(Dataset rows describing interfaces)

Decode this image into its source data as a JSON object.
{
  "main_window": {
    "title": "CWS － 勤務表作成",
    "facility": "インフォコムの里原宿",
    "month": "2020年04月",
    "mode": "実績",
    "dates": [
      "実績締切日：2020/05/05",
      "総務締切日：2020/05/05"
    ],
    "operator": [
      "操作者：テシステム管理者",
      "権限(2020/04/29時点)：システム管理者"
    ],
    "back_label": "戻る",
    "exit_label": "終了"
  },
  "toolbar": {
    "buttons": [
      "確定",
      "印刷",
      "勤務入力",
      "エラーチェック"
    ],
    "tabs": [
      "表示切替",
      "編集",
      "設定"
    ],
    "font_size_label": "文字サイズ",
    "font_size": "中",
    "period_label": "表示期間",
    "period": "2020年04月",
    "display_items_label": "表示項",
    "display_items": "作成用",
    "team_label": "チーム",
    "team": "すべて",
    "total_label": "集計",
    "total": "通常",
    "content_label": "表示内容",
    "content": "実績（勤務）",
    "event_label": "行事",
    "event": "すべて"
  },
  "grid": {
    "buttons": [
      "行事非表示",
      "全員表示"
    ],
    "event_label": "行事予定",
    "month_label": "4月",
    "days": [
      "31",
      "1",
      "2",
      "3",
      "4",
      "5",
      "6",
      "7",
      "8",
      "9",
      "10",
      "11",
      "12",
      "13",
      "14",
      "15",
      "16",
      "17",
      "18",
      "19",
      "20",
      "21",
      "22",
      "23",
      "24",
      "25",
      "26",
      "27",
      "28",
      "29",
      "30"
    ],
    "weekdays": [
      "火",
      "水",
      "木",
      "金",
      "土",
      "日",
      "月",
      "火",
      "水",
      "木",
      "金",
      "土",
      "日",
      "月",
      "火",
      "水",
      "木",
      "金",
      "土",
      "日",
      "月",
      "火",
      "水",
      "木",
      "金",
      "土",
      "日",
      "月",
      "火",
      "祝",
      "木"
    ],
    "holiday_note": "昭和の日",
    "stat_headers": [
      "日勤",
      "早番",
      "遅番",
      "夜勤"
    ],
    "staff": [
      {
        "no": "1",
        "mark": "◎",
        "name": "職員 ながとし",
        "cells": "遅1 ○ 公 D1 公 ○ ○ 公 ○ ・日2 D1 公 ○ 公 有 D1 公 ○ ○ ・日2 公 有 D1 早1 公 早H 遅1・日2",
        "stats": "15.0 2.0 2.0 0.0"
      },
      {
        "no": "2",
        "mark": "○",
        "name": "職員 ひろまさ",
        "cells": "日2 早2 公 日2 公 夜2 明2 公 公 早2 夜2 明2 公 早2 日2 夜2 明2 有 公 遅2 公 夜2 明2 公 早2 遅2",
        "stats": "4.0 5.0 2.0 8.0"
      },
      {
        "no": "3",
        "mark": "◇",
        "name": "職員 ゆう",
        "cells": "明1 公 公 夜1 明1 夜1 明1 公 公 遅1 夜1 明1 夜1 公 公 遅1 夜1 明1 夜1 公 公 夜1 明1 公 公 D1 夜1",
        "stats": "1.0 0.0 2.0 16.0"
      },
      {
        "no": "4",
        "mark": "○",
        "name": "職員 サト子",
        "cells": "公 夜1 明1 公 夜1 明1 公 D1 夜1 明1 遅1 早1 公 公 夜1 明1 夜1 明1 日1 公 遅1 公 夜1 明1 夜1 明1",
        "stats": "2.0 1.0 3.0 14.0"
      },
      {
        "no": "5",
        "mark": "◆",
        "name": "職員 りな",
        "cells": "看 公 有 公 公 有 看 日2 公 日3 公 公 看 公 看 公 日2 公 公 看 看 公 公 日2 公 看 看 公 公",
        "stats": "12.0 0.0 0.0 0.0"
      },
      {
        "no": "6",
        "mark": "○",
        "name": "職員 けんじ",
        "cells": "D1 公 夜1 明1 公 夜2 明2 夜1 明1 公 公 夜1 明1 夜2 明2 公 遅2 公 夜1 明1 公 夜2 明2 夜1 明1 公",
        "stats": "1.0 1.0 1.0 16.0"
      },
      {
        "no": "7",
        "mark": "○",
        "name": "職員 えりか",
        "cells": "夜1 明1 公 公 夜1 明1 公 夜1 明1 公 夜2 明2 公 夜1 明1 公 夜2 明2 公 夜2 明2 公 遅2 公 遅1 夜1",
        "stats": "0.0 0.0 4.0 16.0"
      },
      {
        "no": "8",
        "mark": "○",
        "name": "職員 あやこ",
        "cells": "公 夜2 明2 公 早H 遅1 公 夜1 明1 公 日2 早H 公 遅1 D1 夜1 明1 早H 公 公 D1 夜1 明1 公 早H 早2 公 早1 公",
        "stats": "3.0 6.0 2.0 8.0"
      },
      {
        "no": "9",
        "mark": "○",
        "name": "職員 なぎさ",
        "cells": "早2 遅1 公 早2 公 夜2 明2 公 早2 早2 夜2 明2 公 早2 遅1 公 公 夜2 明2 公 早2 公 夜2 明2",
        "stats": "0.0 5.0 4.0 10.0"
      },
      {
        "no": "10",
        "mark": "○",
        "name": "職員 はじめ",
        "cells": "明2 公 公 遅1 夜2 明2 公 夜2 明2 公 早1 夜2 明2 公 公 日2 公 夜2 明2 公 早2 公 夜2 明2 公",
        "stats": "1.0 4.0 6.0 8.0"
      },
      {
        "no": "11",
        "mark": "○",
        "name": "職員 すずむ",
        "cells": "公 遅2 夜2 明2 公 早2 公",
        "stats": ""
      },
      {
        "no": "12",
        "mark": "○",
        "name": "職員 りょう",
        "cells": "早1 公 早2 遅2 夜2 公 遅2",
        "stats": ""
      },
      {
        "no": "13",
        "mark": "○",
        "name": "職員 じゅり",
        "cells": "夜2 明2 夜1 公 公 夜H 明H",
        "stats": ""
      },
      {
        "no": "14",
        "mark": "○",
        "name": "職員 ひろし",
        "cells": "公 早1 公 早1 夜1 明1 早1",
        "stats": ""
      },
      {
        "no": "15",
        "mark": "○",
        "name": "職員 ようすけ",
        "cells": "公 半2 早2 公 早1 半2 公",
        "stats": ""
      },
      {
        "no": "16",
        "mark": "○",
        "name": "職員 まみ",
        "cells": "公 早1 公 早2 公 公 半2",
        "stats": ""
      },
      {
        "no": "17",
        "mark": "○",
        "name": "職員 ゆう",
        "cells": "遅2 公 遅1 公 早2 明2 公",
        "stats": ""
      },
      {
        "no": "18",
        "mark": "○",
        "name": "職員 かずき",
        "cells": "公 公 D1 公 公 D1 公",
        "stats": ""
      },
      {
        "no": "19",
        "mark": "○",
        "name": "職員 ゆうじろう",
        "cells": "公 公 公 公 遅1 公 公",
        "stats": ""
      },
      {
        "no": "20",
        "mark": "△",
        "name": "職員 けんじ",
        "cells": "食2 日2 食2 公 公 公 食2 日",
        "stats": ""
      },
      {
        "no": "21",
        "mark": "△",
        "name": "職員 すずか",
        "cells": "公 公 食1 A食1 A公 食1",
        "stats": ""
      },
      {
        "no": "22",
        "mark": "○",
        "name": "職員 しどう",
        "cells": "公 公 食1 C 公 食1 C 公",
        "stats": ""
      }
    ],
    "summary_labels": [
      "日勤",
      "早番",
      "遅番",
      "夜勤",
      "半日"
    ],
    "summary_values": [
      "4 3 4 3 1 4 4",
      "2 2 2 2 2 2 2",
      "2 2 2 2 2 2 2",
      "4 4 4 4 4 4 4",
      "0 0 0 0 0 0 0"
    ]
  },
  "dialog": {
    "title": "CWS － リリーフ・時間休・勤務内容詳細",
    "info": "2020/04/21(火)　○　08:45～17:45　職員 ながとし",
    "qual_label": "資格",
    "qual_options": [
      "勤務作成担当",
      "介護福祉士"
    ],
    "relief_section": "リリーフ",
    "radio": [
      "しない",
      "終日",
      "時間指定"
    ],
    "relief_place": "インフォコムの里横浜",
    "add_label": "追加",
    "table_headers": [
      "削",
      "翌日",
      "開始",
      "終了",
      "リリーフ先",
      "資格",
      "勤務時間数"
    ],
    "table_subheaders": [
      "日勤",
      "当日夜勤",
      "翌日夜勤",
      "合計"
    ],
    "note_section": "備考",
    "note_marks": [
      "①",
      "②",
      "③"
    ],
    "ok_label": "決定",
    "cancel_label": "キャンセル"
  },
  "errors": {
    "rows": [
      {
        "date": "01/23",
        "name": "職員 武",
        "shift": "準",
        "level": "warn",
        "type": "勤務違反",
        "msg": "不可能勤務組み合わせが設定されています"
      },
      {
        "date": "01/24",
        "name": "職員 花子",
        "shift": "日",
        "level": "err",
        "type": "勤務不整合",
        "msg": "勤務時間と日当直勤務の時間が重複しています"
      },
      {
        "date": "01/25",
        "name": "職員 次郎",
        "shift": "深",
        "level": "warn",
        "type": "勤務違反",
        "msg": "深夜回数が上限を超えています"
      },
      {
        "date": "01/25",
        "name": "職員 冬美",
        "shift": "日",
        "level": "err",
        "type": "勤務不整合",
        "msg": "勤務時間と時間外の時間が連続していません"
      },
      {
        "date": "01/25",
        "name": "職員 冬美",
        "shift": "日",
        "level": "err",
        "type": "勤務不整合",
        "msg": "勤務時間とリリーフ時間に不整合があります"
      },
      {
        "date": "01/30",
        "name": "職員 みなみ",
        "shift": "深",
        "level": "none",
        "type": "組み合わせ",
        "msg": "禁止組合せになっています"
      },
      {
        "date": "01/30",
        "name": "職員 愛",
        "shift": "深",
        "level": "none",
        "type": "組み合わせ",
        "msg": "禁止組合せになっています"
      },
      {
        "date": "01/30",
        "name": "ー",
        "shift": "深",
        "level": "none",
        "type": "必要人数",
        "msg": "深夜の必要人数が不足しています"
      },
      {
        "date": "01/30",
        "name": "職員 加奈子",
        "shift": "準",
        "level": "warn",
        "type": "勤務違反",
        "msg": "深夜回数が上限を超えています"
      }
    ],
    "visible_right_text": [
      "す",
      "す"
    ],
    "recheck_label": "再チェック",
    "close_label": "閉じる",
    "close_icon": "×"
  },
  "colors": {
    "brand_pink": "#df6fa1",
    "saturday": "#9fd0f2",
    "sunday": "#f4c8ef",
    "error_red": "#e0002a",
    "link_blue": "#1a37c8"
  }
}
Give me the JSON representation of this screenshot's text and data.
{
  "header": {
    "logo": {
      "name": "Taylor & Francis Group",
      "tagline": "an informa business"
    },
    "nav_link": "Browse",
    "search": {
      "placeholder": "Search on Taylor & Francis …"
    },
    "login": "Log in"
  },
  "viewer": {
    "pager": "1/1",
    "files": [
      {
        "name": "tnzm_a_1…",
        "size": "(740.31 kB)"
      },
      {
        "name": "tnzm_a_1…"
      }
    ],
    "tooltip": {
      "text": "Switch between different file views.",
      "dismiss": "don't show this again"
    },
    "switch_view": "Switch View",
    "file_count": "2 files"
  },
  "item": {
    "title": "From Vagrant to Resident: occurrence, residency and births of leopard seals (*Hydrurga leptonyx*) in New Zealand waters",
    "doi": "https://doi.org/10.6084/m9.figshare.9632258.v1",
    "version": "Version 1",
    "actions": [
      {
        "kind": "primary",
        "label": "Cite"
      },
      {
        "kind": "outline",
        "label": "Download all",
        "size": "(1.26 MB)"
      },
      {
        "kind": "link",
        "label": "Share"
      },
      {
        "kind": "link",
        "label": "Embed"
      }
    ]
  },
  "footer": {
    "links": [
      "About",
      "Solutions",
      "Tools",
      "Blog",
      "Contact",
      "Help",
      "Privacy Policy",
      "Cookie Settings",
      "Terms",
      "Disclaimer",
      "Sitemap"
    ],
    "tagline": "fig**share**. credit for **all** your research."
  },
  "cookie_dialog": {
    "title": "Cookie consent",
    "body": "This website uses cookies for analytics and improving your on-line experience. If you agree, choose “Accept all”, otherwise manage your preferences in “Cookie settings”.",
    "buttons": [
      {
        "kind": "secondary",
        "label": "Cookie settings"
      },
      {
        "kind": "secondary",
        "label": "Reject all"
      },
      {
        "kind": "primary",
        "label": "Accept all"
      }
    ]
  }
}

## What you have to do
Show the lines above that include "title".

## Task answer
    "title": "CWS － 勤務表作成",
    "title": "CWS － リリーフ・時間休・勤務内容詳細",
    "title": "From Vagrant to Resident: occurrence, residency and births of leopard seals (*Hydrurga leptonyx*) in New Zealand waters",
    "title": "Cookie consent",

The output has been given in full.